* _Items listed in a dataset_
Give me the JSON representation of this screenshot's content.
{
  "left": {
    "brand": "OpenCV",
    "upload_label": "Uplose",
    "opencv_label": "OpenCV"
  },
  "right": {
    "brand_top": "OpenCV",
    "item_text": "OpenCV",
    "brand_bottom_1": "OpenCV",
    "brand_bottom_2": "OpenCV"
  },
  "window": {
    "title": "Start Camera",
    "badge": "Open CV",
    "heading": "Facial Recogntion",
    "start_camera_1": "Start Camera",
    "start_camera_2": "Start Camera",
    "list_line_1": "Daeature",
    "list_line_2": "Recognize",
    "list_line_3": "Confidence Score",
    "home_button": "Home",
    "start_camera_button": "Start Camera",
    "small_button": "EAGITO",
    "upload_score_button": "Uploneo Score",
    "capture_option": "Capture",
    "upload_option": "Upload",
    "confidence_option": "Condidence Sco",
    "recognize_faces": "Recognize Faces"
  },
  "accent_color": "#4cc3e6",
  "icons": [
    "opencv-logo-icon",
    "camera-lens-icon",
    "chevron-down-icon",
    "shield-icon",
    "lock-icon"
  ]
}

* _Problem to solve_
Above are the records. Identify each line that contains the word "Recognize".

* _Finished exercise_
    "list_line_2": "Recognize",
    "recognize_faces": "Recognize Faces"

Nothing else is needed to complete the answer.